U.S. space probe moving into lunar orbit
Prospector launched last week
MOUNTAIN VIEW, California (CNN) -- The space probe Lunar
Prospector successfully executed the first of three engine
bursts designed to swing it gently into orbit around the
moon, officials said on Sunday.
The small, unmanned orbiter, NASA's first return to the moon
since the Apollo 17 astronauts walked on the lunar surface in
1972, completed its "orbital insertion" burn by 4:15 a.m.
(7:15 a.m. EST), said Betsy Carter, a spokeswoman for mission
control at NASA's Ames Research Center.
"We're very excited. Our spacecraft knows how to fly,"
said mission manager Scott Hubbard. "The scientific staff is
ecstatic. Everything about this mission is looking very, very
Lunar Prospector was launched Tuesday on a one-year mission
to scan the moon for minerals and possible water ice, which
could one day be used by human settlers.
After two more engine burns, the 4-foot, 650-pound
spacecraft was expected to ease into its final orbit on
Tuesday, some 60 miles above the moon's surface.
Lunar Prospector does not carry a camera, but is equipped
with five instruments designed to map the composition of the
entire lunar surface.
Researchers say the shadowy geographical poles themselves
some of the mission's most exciting results. Using its
neutron spectrometer, Lunar Prospector will be checking for
excess hydrogen, an indication of water.
Scientists have speculated that frozen water from icy
comets may have accumulated within polar craters on the moon
that are permanently shaded from the sun, and radar readings
sent back by the U.S. military's Clementine probe in 1994
appeared to confirm that.
The existence of water ice on the moon could prove
immensely useful for future human colonies; for example, its
components could be separated for use as rocket fuel.
With a price tag of $63 million, the Lunar Prospector is a
modest successor to the multibillion-dollar Apollo project,
which put 12 men on the surface of the moon from 1969 to
Budget cuts in the early 1970s forced NASA to abandon lunar

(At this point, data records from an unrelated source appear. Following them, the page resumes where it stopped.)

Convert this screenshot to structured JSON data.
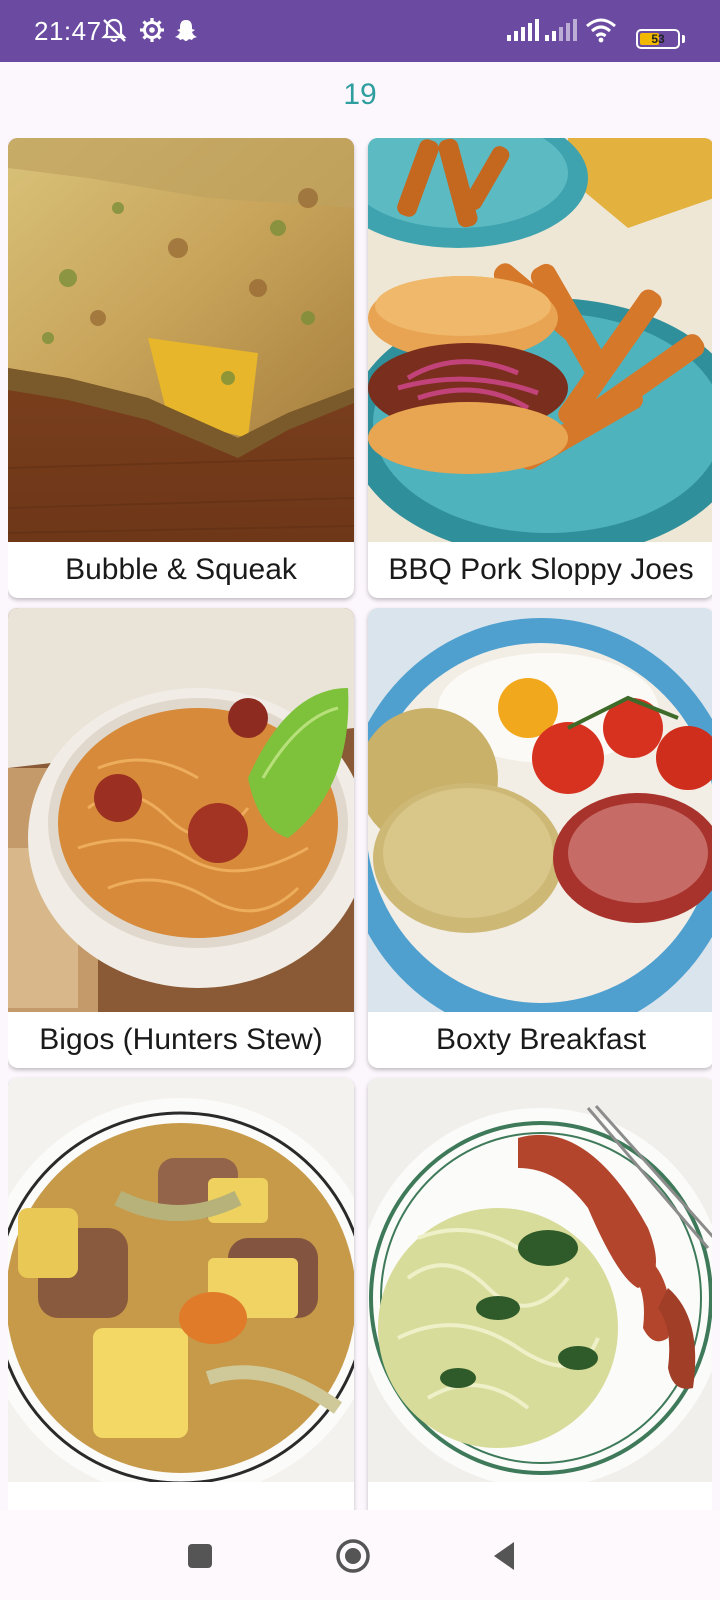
{
  "status_bar": {
    "time": "21:47",
    "battery_level": "53",
    "battery_fraction": 0.53,
    "icons_left": [
      "muted-bell-icon",
      "settings-gear-icon",
      "snapchat-ghost-icon"
    ],
    "icons_right": [
      "signal-bars-icon",
      "signal-bars-secondary-icon",
      "wifi-icon",
      "battery-icon"
    ],
    "bar_color": "#6a4ba1",
    "battery_color": "#f2b800"
  },
  "page_counter": "19",
  "meals": [
    {
      "title": "Bubble & Squeak",
      "image": "bubble-and-squeak-photo"
    },
    {
      "title": "BBQ Pork Sloppy Joes",
      "image": "bbq-pork-sloppy-joes-photo"
    },
    {
      "title": "Bigos (Hunters Stew)",
      "image": "bigos-hunters-stew-photo"
    },
    {
      "title": "Boxty Breakfast",
      "image": "boxty-breakfast-photo"
    },
    {
      "title": "",
      "image": "pork-stew-photo"
    },
    {
      "title": "",
      "image": "sausage-and-cabbage-photo"
    }
  ],
  "nav_bar": {
    "buttons": [
      "recents-square-icon",
      "home-circle-icon",
      "back-triangle-icon"
    ]
  },
  "colors": {
    "accent_teal": "#2f9e9e",
    "background": "#fcf7fd"
  }
}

exploration and the U.S. space agency has concentrated on
building the space shuttle and sending unmanned probes to
Mars and the outer planets.
With its 240,000-mile, 4 1/2-day journey from Earth behind

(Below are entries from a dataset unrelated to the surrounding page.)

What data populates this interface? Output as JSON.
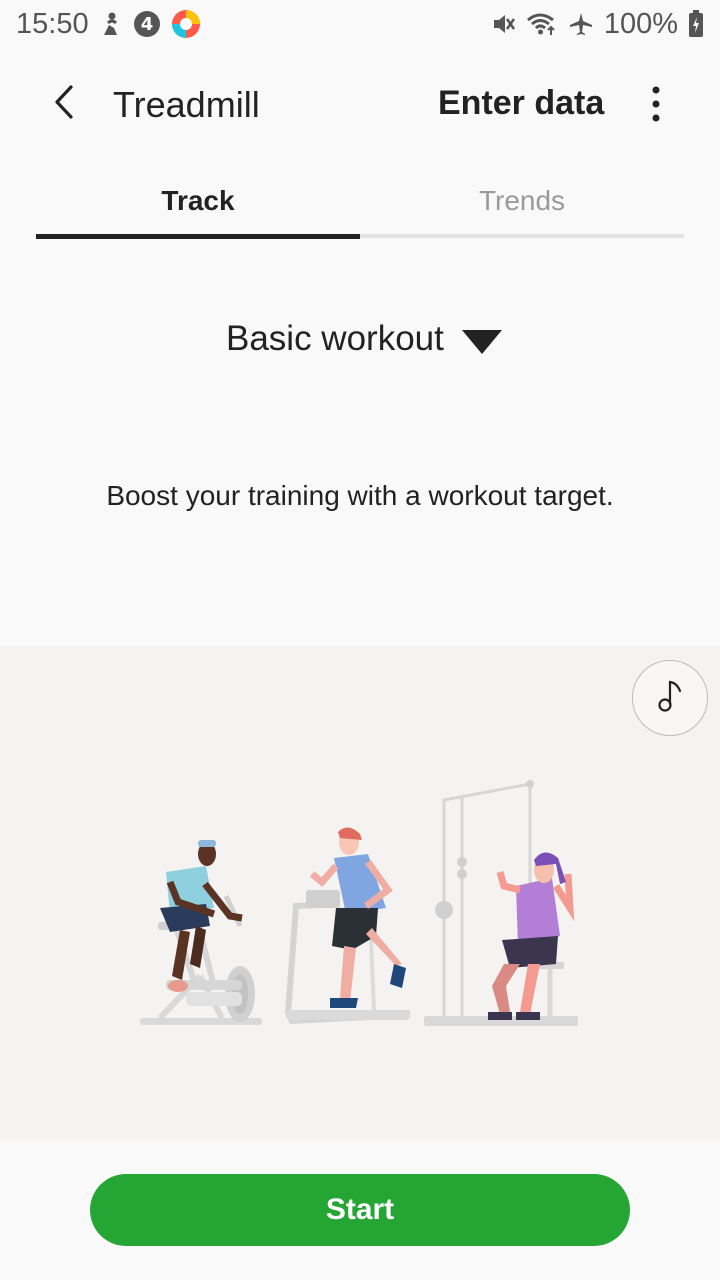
{
  "status_bar": {
    "time": "15:50",
    "left_icons": [
      "running-figure-icon",
      "number-4-badge-icon",
      "colorful-app-icon"
    ],
    "right_icons": [
      "mute-icon",
      "wifi-icon",
      "airplane-icon",
      "battery-charging-icon"
    ],
    "battery": "100%"
  },
  "appbar": {
    "title": "Treadmill",
    "action_label": "Enter data",
    "back_icon": "chevron-left-icon",
    "more_icon": "more-vertical-icon"
  },
  "tabs": [
    {
      "label": "Track",
      "selected": true
    },
    {
      "label": "Trends",
      "selected": false
    }
  ],
  "workout_selector": {
    "value": "Basic workout",
    "icon": "triangle-down-icon"
  },
  "tagline": "Boost your training with a workout target.",
  "illustration": {
    "description_icon": "gym-people-illustration",
    "music_icon": "music-note-icon"
  },
  "start_button": {
    "label": "Start"
  },
  "colors": {
    "accent": "#24a534",
    "background": "#f9f9f9",
    "panel": "#f5f3f2",
    "text": "#222222",
    "muted": "#9a9a9a"
  }
}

it, Lunar Prospector will begin to circle the moon, scanning
its surface composition, detecting magnetic fields and
mapping gravitational anomalies on its outer crust.
Along with its scientific instruments, Prospector carries

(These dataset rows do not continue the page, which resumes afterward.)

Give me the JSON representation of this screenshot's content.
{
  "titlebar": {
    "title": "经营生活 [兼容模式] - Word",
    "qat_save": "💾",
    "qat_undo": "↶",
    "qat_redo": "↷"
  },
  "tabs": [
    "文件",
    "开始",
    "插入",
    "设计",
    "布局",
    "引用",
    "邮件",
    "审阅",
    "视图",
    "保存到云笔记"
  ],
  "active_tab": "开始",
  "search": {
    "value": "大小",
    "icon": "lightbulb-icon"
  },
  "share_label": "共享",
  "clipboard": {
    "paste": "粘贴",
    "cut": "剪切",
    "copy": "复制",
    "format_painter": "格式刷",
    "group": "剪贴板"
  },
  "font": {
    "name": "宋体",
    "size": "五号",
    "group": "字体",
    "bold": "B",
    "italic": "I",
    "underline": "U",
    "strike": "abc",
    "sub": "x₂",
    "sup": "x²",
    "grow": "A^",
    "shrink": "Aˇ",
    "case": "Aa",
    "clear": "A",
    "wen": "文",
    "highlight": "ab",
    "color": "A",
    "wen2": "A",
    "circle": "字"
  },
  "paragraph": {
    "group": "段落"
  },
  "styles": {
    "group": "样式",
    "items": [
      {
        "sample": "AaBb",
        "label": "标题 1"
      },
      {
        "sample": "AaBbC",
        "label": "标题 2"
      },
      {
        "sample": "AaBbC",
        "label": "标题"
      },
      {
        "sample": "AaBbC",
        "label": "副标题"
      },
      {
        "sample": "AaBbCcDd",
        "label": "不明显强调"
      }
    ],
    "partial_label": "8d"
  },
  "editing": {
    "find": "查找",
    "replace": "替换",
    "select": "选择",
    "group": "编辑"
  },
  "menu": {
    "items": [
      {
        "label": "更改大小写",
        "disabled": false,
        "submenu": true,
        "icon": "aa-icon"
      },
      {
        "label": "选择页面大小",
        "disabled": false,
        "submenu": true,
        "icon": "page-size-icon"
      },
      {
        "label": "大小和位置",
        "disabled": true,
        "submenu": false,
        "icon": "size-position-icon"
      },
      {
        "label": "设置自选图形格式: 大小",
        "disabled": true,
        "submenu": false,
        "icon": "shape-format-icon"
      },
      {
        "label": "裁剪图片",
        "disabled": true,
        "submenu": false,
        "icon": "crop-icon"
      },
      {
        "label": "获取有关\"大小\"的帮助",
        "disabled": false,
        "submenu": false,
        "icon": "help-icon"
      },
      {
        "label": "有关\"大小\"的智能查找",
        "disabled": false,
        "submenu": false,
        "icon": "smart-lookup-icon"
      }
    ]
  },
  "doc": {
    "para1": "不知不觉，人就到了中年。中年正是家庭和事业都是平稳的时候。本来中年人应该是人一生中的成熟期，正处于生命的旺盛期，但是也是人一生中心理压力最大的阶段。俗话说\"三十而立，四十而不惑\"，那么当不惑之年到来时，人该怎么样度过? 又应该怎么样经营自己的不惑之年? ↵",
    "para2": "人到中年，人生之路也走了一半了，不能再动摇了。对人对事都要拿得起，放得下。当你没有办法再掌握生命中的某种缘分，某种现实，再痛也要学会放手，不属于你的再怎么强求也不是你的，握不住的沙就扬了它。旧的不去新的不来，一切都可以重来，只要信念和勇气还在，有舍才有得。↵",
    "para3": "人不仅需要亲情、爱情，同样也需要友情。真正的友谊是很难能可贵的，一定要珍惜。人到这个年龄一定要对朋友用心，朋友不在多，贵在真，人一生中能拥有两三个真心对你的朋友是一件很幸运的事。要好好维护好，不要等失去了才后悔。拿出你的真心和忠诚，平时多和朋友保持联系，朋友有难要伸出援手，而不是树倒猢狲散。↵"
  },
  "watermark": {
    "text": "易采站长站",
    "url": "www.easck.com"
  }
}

one ounce of the ashes of planetary scientist Gene Shoemaker,
who died last year.
Shoemaker, his wife, Carolyn, and amateur astronomer David
Levy discovered the broken comet that crashed into Jupiter in
1994. He was also involved in the unmanned Ranger missions
that paved the way for the Apollo moon landings.
Reuters contributed to this report.